■ **What is being asked**:
From the records below, please return each line that holds the word "申万宏源研究".

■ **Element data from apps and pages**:
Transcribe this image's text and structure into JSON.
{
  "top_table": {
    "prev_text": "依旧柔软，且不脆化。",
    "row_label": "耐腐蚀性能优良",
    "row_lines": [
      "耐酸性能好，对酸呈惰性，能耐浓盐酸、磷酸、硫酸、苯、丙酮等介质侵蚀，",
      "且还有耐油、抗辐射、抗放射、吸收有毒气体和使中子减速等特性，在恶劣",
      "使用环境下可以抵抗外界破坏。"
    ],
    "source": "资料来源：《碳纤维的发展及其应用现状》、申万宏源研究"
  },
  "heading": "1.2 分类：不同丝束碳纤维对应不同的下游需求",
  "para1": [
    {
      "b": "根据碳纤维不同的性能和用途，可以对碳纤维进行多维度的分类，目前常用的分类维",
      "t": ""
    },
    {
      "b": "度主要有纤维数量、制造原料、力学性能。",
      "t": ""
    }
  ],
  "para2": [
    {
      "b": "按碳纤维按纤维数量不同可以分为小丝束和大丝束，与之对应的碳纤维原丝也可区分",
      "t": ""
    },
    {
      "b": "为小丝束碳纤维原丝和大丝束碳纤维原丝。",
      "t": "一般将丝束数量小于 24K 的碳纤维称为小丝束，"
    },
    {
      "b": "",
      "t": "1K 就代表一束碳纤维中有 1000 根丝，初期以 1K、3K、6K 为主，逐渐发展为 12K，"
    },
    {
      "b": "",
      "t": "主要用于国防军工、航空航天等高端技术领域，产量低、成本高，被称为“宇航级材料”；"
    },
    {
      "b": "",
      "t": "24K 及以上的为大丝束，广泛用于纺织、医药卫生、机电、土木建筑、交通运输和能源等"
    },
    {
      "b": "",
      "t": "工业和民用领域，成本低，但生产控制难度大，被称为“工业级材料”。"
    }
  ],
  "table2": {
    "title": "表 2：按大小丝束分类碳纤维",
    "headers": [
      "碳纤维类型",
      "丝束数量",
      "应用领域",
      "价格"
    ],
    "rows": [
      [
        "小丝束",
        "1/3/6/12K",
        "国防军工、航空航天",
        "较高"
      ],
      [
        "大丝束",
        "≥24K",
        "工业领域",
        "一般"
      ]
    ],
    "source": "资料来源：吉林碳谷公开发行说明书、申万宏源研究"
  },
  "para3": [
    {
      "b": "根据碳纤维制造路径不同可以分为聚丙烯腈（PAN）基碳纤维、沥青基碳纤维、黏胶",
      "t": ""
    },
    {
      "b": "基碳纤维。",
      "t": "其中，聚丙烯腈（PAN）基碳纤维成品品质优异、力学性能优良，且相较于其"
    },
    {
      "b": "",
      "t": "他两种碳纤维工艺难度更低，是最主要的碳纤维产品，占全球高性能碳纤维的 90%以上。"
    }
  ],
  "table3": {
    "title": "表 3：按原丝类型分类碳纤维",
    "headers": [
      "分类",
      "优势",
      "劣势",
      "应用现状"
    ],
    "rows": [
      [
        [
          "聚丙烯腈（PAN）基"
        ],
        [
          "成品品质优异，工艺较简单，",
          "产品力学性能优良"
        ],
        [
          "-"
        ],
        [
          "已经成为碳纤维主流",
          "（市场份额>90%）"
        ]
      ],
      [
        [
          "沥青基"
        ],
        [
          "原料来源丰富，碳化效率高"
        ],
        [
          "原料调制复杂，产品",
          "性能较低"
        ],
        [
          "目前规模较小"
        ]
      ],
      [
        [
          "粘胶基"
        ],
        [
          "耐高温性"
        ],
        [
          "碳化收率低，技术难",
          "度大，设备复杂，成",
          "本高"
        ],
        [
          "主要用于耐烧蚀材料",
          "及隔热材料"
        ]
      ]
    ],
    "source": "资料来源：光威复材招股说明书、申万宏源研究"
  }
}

■ **Response to the exercise**:
    "source": "资料来源：《碳纤维的发展及其应用现状》、申万宏源研究"
    "source": "资料来源：吉林碳谷公开发行说明书、申万宏源研究"
    "source": "资料来源：光威复材招股说明书、申万宏源研究"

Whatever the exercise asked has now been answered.